Epigenetic Therapy Shows Promise as a Companion for Immunotherapy
The use of immunotherapies to treat certain types of cancer has expanded greatly over the last 25 years. Today, there are many approved therapies that use immune checkpoint inhibitors to activate T-cell killing. Despite the successes, many patients are still found to be unresponsive to immunotherapy alone or develop resistance over time. Epigenetic therapy is a promising companion therapy to overcome these barriers to effective treatment.
The Role of the Epigenome in Gene Expression
The epigenome consists of the molecules that attach to DNA and DNA-associated histone proteins. These molecules interact with each other to alter the three-dimensional shape of the DNA molecule, which in turn modifies gene expression. In other words, the epigenome can package a section of DNA in such a way that it is more or less exposed for gene expression.
If the epigenetics of an immune cell can be manipulated, then gene expression can be altered to adjust the immune cell’s response. This is the key to using epigenetics to mediate anti-tumor immunity. The epigenome has many layers, so it provides many potential therapeutic targets.
Targeting Both Immune and Tumor Cells
There are several ways in which epigenetic therapies show promise, and each involves a critical intersection of effects on both tumor and immune cells.
For example, research has shown that epigenetic drugs used to upregulate gene expression in immune cells also produce a series of cellular responses in tumor cells. The responses are associated with repeat elements in the human genome, many of which were from endogenous retroviruses that had been incorporated into the genome over the years; thus, when those sequences are upregulated, tumor cells see it as viral RNA and mount an immune response.
This tumor cell response to viral mimicry has led researchers to stimulate tumor cells to upregulate signal production. The signals then “reach out” and draw immune cells into the tumor environment where immune checkpoint therapy is used to activate their anti-tumor activity. In short, the epigenetic therapy uses the tumor cell to activate its own inflammatory signaling, which in turn signals the immune system. The upregulation has also been found to cause a defect in cancer cells that inhibits their ability to repair damage to their DNA.
There are numerous clinical trials underway for epigenetic therapies, and new drugs and pathways continue to be examined. For instance, one therapy targets the polycomb-group of proteins which can silence many tumor suppressor genes. A key protein for polycomb repression of gene expression is the EZH2 enzyme, and EZH2 inhibitors are in clinical trials with the hope of lifting the polycomb-related gene suppression.
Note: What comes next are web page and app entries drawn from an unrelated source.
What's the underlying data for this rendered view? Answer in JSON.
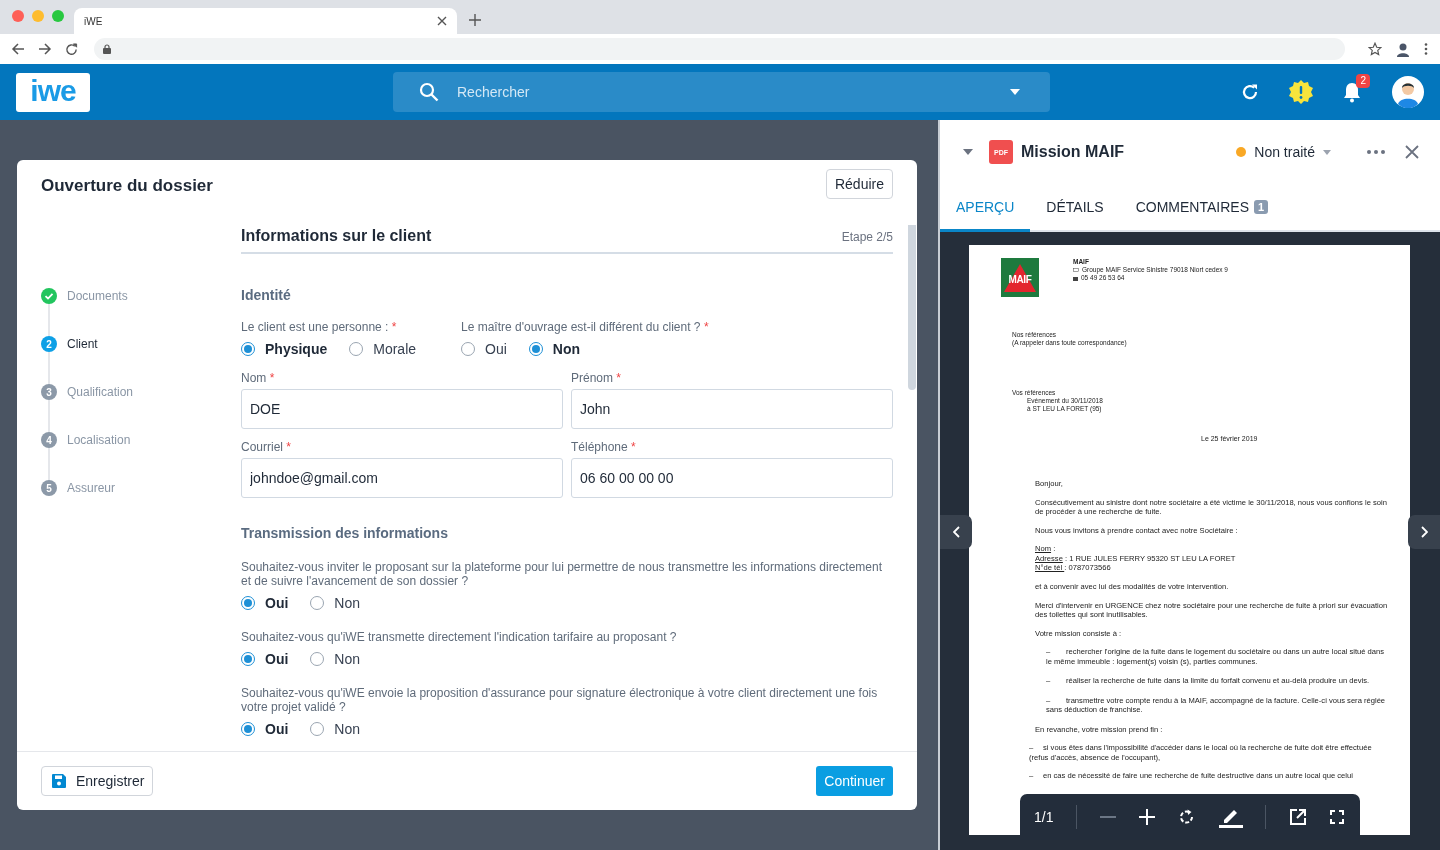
{
  "browser": {
    "tab_title": "iWE"
  },
  "header": {
    "logo": "iwe",
    "search_placeholder": "Rechercher",
    "notification_count": "2"
  },
  "modal": {
    "title": "Ouverture du dossier",
    "reduce_button": "Réduire",
    "steps": [
      {
        "label": "Documents",
        "completed": true,
        "current": false
      },
      {
        "number": "2",
        "label": "Client",
        "completed": false,
        "current": true
      },
      {
        "number": "3",
        "label": "Qualification",
        "completed": false,
        "current": false
      },
      {
        "number": "4",
        "label": "Localisation",
        "completed": false,
        "current": false
      },
      {
        "number": "5",
        "label": "Assureur",
        "completed": false,
        "current": false
      }
    ],
    "section_title": "Informations sur le client",
    "step_indicator": "Etape 2/5",
    "identity_title": "Identité",
    "identity_questions": [
      {
        "label": "Le client est une personne :",
        "mark": "*",
        "options": [
          {
            "label": "Physique",
            "selected": true
          },
          {
            "label": "Morale",
            "selected": false
          }
        ]
      },
      {
        "label": "Le maître d'ouvrage est-il différent du client ?",
        "mark": "*",
        "options": [
          {
            "label": "Oui",
            "selected": false
          },
          {
            "label": "Non",
            "selected": true
          }
        ]
      }
    ],
    "fields": [
      {
        "label": "Nom",
        "mark": "*",
        "value": "DOE"
      },
      {
        "label": "Prénom",
        "mark": "*",
        "value": "John"
      },
      {
        "label": "Courriel",
        "mark": "*",
        "value": "johndoe@gmail.com"
      },
      {
        "label": "Téléphone",
        "mark": "*",
        "value": "06 60 00 00 00"
      }
    ],
    "transmission_title": "Transmission des informations",
    "transmission_questions": [
      {
        "label": "Souhaitez-vous inviter le proposant sur la plateforme pour lui permettre de nous transmettre les informations directement et de suivre l'avancement de son dossier ?",
        "options": [
          {
            "label": "Oui",
            "selected": true
          },
          {
            "label": "Non",
            "selected": false
          }
        ]
      },
      {
        "label": "Souhaitez-vous qu'iWE transmette directement l'indication tarifaire au proposant ?",
        "options": [
          {
            "label": "Oui",
            "selected": true
          },
          {
            "label": "Non",
            "selected": false
          }
        ]
      },
      {
        "label": "Souhaitez-vous qu'iWE envoie la proposition d'assurance pour signature électronique à votre client directement une fois votre projet validé ?",
        "options": [
          {
            "label": "Oui",
            "selected": true
          },
          {
            "label": "Non",
            "selected": false
          }
        ]
      }
    ],
    "save_button": "Enregistrer",
    "continue_button": "Continuer"
  },
  "document": {
    "file_type": "PDF",
    "title": "Mission MAIF",
    "status": {
      "label": "Non traité",
      "color": "#f9a825"
    },
    "tabs": [
      {
        "label": "APERÇU",
        "selected": true
      },
      {
        "label": "DÉTAILS",
        "selected": false
      },
      {
        "label": "COMMENTAIRES",
        "count": "1",
        "selected": false
      }
    ],
    "page_indicator": "1/1",
    "letter": {
      "logo_text": "MAIF",
      "sender_name": "MAIF",
      "sender_address": "Groupe MAIF Service Sinistre   79018 Niort cedex 9",
      "sender_phone": "05 49 26 53 64",
      "our_refs": [
        "Nos références",
        "(A rappeler dans toute correspondance)"
      ],
      "your_refs_title": "Vos références",
      "your_refs": [
        "Evénement du 30/11/2018",
        "à ST LEU LA FORET (95)"
      ],
      "date": "Le 25 février 2019",
      "blocks": [
        {
          "kind": "para",
          "text": "Bonjour,"
        },
        {
          "kind": "para",
          "text": "Consécutivement au sinistre dont notre sociétaire a été victime le 30/11/2018, nous vous confions le soin de procéder à une recherche de fuite."
        },
        {
          "kind": "para",
          "text": "Nous vous invitons à prendre contact avec notre Sociétaire :"
        },
        {
          "kind": "field",
          "label": "Nom",
          "value": ":"
        },
        {
          "kind": "field",
          "label": "Adresse",
          "value": ":  1 RUE JULES FERRY 95320 ST LEU LA FORET"
        },
        {
          "kind": "field",
          "label": "N°de tél ",
          "value": ":  0787073566"
        },
        {
          "kind": "para",
          "text": "et à convenir avec lui des modalités de votre intervention."
        },
        {
          "kind": "para",
          "text": "Merci d'intervenir en URGENCE chez notre sociétaire  pour une recherche de fuite à priori sur évacuation des toilettes qui sont inutilisables."
        },
        {
          "kind": "para",
          "text": "Votre mission consiste à :"
        },
        {
          "kind": "dash",
          "bullet": "–",
          "text": "rechercher l'origine de la fuite dans le logement du sociétaire ou dans un autre local situé dans le même immeuble : logement(s) voisin (s), parties communes."
        },
        {
          "kind": "dash",
          "bullet": "–",
          "text": "réaliser la recherche de fuite dans la limite du forfait convenu et au-delà produire un devis."
        },
        {
          "kind": "dash",
          "bullet": "–",
          "text": "transmettre votre compte rendu à la MAIF, accompagné de la facture. Celle-ci vous sera réglée sans déduction de franchise."
        },
        {
          "kind": "para",
          "text": "En revanche, votre mission prend fin :"
        },
        {
          "kind": "outer",
          "bullet": "–",
          "text": "si vous êtes dans l'impossibilité d'accéder dans le local où la recherche de fuite doit être effectuée (refus d'accès, absence de l'occupant),"
        },
        {
          "kind": "outer",
          "bullet": "–",
          "text": "en cas de nécessité de faire une recherche de fuite destructive dans un autre local que celui"
        }
      ]
    }
  }
}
One EZH2 inhibitor has already been approved by the FDA for a rare form of pediatric muscle sarcoma.
Another therapy currently in clinical trials targets the LSD1 molecule, which has been shown to upregulate the viral defense response. Investigators are evaluating the use of LSD1 inhibitors combined with DNMTi to improve immune checkpoint therapy. There is a growing series of molecules that could produce similar results.
Eyes to the Future
Dr. Stephen B. Baylin, M.D. is a researcher and physician at Johns Hopkins University and Hospital. His research focuses on epigenetics, particularly DNA methylation changes in the chromatin events that subserve those for changing the epigenome and gene expression.
Dr. Baylin and his research team are currently evaluating genome-expression data from their lung cancer therapy trials. They hope to identify markers that correlate with the best responses and the longest disease-free durations when using tandem epigenetic and immune checkpoint therapies. He looks forward to developing personalized therapies based on a patient’s markers.
The full interview with Dr. Baylin, which is full of additional insights on epigenetic therapy, is available to read now.